— RAW DATA —
---+---

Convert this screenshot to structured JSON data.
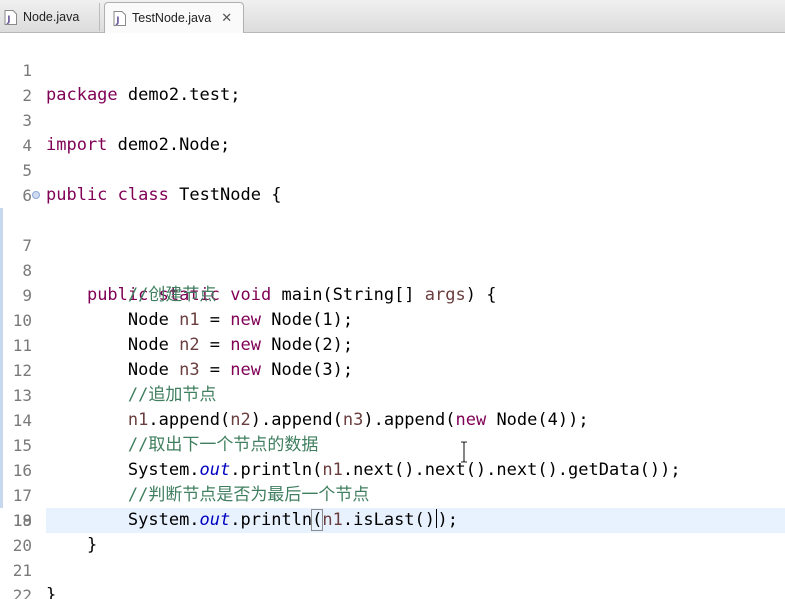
{
  "tabs": [
    {
      "label": "Node.java",
      "active": false,
      "icon": "java-file-icon"
    },
    {
      "label": "TestNode.java",
      "active": true,
      "icon": "java-file-icon",
      "close": "✕"
    }
  ],
  "editor": {
    "current_line": 17,
    "lines": [
      {
        "num": "1",
        "t": {
          "a": "package",
          "b": " demo2.test;"
        }
      },
      {
        "num": "2"
      },
      {
        "num": "3",
        "t": {
          "a": "import",
          "b": " demo2.Node;"
        }
      },
      {
        "num": "4"
      },
      {
        "num": "5",
        "t": {
          "a": "public",
          "b": " ",
          "c": "class",
          "d": " TestNode {"
        }
      },
      {
        "num": "6"
      },
      {
        "num": "7",
        "t": {
          "i": "    ",
          "a": "public",
          "b": " ",
          "c": "static",
          "d": " ",
          "e": "void",
          "f": " main(String[] ",
          "g": "args",
          "h": ") {"
        }
      },
      {
        "num": "8",
        "t": {
          "i": "        ",
          "a": "//创建节点"
        }
      },
      {
        "num": "9",
        "t": {
          "i": "        ",
          "a": "Node ",
          "b": "n1",
          "c": " = ",
          "d": "new",
          "e": " Node(1);"
        }
      },
      {
        "num": "10",
        "t": {
          "i": "        ",
          "a": "Node ",
          "b": "n2",
          "c": " = ",
          "d": "new",
          "e": " Node(2);"
        }
      },
      {
        "num": "11",
        "t": {
          "i": "        ",
          "a": "Node ",
          "b": "n3",
          "c": " = ",
          "d": "new",
          "e": " Node(3);"
        }
      },
      {
        "num": "12",
        "t": {
          "i": "        ",
          "a": "//追加节点"
        }
      },
      {
        "num": "13",
        "t": {
          "i": "        ",
          "a": "n1",
          "b": ".append(",
          "c": "n2",
          "d": ").append(",
          "e": "n3",
          "f": ").append(",
          "g": "new",
          "h": " Node(4));"
        }
      },
      {
        "num": "14",
        "t": {
          "i": "        ",
          "a": "//取出下一个节点的数据"
        }
      },
      {
        "num": "15",
        "t": {
          "i": "        ",
          "a": "System.",
          "b": "out",
          "c": ".println(",
          "d": "n1",
          "e": ".next().next().next().getData());"
        }
      },
      {
        "num": "16",
        "t": {
          "i": "        ",
          "a": "//判断节点是否为最后一个节点"
        }
      },
      {
        "num": "17",
        "t": {
          "i": "        ",
          "a": "System.",
          "b": "out",
          "c": ".println",
          "d": "(",
          "e": "n1",
          "f": ".isLast()",
          "g": ")",
          "h": ";"
        }
      },
      {
        "num": "18"
      },
      {
        "num": "19",
        "t": {
          "i": "    ",
          "a": "}"
        }
      },
      {
        "num": "20"
      },
      {
        "num": "21",
        "t": {
          "a": "}"
        }
      },
      {
        "num": "22"
      }
    ]
  },
  "colors": {
    "keyword": "#7f0055",
    "comment": "#3f7f5f",
    "static_field": "#0000c0",
    "local_variable": "#6a3e3e",
    "current_line_highlight": "#e8f2fe"
  }
}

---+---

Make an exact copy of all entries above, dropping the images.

— RESPONSE AREA —
Convert this screenshot to structured JSON data.
{
  "tabs": [
    {
      "label": "Node.java",
      "active": false,
      "icon": "java-file-icon"
    },
    {
      "label": "TestNode.java",
      "active": true,
      "icon": "java-file-icon",
      "close": "✕"
    }
  ],
  "editor": {
    "current_line": 17,
    "lines": [
      {
        "num": "1",
        "t": {
          "a": "package",
          "b": " demo2.test;"
        }
      },
      {
        "num": "2"
      },
      {
        "num": "3",
        "t": {
          "a": "import",
          "b": " demo2.Node;"
        }
      },
      {
        "num": "4"
      },
      {
        "num": "5",
        "t": {
          "a": "public",
          "b": " ",
          "c": "class",
          "d": " TestNode {"
        }
      },
      {
        "num": "6"
      },
      {
        "num": "7",
        "t": {
          "i": "    ",
          "a": "public",
          "b": " ",
          "c": "static",
          "d": " ",
          "e": "void",
          "f": " main(String[] ",
          "g": "args",
          "h": ") {"
        }
      },
      {
        "num": "8",
        "t": {
          "i": "        ",
          "a": "//创建节点"
        }
      },
      {
        "num": "9",
        "t": {
          "i": "        ",
          "a": "Node ",
          "b": "n1",
          "c": " = ",
          "d": "new",
          "e": " Node(1);"
        }
      },
      {
        "num": "10",
        "t": {
          "i": "        ",
          "a": "Node ",
          "b": "n2",
          "c": " = ",
          "d": "new",
          "e": " Node(2);"
        }
      },
      {
        "num": "11",
        "t": {
          "i": "        ",
          "a": "Node ",
          "b": "n3",
          "c": " = ",
          "d": "new",
          "e": " Node(3);"
        }
      },
      {
        "num": "12",
        "t": {
          "i": "        ",
          "a": "//追加节点"
        }
      },
      {
        "num": "13",
        "t": {
          "i": "        ",
          "a": "n1",
          "b": ".append(",
          "c": "n2",
          "d": ").append(",
          "e": "n3",
          "f": ").append(",
          "g": "new",
          "h": " Node(4));"
        }
      },
      {
        "num": "14",
        "t": {
          "i": "        ",
          "a": "//取出下一个节点的数据"
        }
      },
      {
        "num": "15",
        "t": {
          "i": "        ",
          "a": "System.",
          "b": "out",
          "c": ".println(",
          "d": "n1",
          "e": ".next().next().next().getData());"
        }
      },
      {
        "num": "16",
        "t": {
          "i": "        ",
          "a": "//判断节点是否为最后一个节点"
        }
      },
      {
        "num": "17",
        "t": {
          "i": "        ",
          "a": "System.",
          "b": "out",
          "c": ".println",
          "d": "(",
          "e": "n1",
          "f": ".isLast()",
          "g": ")",
          "h": ";"
        }
      },
      {
        "num": "18"
      },
      {
        "num": "19",
        "t": {
          "i": "    ",
          "a": "}"
        }
      },
      {
        "num": "20"
      },
      {
        "num": "21",
        "t": {
          "a": "}"
        }
      },
      {
        "num": "22"
      }
    ]
  },
  "colors": {
    "keyword": "#7f0055",
    "comment": "#3f7f5f",
    "static_field": "#0000c0",
    "local_variable": "#6a3e3e",
    "current_line_highlight": "#e8f2fe"
  }
}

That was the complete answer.